Of most importance to a game console are the games. A majority of the titles available for the consoles were educational, or based on licensed properties like Dragon Ball. Less than 25 titles received a commercial release. Unfamiliar with or uninterested in the Mac OS, many developers chose to go for the more appealing PlayStation instead. The games that did end up on the system were forgettable, ugly and belied the strength of its hardware.

(One studio that gave the Pippin a chance? Bungie Studios, which released its Mac-exclusive first-person shooter — a Halo predecessor — Marathon for the console.)

While Apple and Bandai had high hopes for the console to succeed not only on the strength of its game software (which turned out to be weak), but also the unique and accessible nature of its computer technology (lackluster), an unforgiving consumer market had no interest in a piece of hardware that it saw as trying to do too many things.

In 1997, newly reinstalled Apple exec Steve Jobs put an end to all Mac clones. The Apple Pippin platform ceased development, and Bandai ended all production of its consoles later that year. All remaining @World units were sent back to Japan where they were rebranded as Atmark and dumped in stores.

Today, collectors interested in testing Apple’s first attempt at a game console should look to eBay, where rare, boxed units of both the @World and the Atmark consoles can go for more than $700.

The Pippin remains Apple's only foray directly into gaming, a stunning misfire for a giant with an otherwise sterling success rate. The tech giant shifted its focus back towards innovation in the computing and consumer tech realm.

Fast-forward 20 years from the console’s debut. A new console launched in 2015 would be dead in the water if it lacked the same capabilities that the Pippin failed to popularize. The world was not quite ready for a console that saw itself as not just for games, but as a multimedia platform.

After striking gold with gaming on its iOS devices, though, Apple is beginning to demonstrate a renewed interest in the video game industry. At this year’s DICE, Apple’s vice president of the iPhone Greg Joswiak told Polygon that "the success of the App Store is really tied to this incredibly diverse developer community we have [and] their amazing games."

Will its next attempt at reinventing video games prove more successful than the Pippin? We may be finding out sooner than later: big news is likely to come out of this week’s annual event. A new report suggests that the next Apple TV will have a huge emphasis on gaming. Like the Pippin, it looks to be another multimedia machine trying to do it all. This time, however, game consoles as multi-purpose entertainment systems are the norm.
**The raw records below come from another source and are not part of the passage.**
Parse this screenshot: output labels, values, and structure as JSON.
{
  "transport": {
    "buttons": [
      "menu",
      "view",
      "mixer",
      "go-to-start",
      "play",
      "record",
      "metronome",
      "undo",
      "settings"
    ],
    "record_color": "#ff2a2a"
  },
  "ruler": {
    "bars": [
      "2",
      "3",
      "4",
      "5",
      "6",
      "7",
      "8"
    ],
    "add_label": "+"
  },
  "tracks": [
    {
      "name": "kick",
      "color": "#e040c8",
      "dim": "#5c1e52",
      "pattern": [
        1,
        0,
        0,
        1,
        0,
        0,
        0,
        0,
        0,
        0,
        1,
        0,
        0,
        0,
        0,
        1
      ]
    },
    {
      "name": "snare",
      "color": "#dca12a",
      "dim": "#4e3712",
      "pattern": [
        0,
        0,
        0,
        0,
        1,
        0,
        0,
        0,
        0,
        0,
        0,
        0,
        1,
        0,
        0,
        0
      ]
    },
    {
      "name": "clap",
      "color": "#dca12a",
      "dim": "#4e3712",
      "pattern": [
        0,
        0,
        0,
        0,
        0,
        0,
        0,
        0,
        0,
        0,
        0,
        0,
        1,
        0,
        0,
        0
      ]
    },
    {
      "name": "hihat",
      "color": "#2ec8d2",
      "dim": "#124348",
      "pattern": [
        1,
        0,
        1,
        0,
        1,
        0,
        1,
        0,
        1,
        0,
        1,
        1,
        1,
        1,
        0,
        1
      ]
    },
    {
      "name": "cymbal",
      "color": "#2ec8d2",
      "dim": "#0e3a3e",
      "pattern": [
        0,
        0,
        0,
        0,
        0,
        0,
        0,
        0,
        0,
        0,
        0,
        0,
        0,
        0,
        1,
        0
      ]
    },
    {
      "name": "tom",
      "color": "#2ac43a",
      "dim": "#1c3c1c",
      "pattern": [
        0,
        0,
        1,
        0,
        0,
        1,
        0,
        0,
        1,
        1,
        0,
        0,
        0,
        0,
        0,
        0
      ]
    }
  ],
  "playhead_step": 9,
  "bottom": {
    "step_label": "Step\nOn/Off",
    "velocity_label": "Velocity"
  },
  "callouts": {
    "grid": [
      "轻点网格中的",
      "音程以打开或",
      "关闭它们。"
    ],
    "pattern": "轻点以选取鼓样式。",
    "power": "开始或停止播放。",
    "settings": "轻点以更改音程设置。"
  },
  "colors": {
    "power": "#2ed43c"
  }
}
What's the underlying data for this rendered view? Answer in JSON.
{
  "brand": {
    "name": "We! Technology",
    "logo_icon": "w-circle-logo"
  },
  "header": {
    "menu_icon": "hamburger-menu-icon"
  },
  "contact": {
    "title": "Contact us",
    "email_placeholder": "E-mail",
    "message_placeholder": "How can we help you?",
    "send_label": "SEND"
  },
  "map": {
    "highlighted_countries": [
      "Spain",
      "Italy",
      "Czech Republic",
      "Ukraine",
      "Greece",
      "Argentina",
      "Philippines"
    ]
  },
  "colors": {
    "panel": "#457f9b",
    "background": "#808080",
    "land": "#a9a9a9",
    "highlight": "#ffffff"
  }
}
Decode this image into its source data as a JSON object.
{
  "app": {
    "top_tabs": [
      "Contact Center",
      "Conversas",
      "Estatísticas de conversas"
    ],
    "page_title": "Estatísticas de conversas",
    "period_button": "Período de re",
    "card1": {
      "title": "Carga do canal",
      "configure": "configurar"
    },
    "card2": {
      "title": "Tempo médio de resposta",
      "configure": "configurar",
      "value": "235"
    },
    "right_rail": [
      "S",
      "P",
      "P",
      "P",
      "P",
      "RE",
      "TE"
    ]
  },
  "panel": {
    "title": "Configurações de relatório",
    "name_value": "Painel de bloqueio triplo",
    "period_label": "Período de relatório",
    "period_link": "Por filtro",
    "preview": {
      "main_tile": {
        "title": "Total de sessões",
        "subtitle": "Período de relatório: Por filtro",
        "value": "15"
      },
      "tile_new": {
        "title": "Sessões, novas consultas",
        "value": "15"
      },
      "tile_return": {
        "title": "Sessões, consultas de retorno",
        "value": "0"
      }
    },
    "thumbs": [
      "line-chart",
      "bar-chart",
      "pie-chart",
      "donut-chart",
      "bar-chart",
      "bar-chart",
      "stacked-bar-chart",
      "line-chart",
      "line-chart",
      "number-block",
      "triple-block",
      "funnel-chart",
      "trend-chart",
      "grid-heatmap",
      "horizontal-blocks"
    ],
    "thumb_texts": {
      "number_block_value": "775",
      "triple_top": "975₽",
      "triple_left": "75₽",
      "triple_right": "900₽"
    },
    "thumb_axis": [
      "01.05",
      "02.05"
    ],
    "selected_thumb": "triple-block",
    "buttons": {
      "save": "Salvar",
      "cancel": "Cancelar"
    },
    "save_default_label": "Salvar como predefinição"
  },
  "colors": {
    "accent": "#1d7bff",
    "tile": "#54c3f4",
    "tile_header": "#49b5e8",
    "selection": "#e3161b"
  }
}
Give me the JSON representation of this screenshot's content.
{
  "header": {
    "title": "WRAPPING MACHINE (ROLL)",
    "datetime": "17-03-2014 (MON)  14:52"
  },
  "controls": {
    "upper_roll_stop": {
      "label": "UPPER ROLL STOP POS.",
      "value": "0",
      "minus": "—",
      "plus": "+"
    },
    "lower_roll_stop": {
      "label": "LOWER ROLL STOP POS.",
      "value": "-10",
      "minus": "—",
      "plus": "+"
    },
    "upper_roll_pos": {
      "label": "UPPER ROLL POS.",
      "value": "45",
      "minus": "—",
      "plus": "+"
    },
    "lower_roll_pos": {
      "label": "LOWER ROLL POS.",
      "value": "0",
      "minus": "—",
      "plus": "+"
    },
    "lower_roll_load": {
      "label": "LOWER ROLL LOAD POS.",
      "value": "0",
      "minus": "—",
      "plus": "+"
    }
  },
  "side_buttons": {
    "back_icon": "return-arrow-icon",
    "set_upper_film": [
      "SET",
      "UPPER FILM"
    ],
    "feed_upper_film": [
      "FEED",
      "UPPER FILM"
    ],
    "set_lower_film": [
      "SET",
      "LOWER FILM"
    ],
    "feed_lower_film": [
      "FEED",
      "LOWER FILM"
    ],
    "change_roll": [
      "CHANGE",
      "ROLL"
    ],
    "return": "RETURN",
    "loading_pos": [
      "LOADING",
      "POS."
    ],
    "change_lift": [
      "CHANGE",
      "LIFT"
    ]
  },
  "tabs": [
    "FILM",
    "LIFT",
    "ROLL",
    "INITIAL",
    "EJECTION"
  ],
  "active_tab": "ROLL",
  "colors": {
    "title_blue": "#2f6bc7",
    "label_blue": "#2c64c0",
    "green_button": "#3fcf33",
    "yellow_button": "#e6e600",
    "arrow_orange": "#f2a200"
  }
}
Either way, with the Pippin as Apple’s benchmark, there’s nowhere else to go but up.

Correction: The Pippin supported 8- and 16-bit color, not graphics, as was originally stated. This article has been updated to correct the error.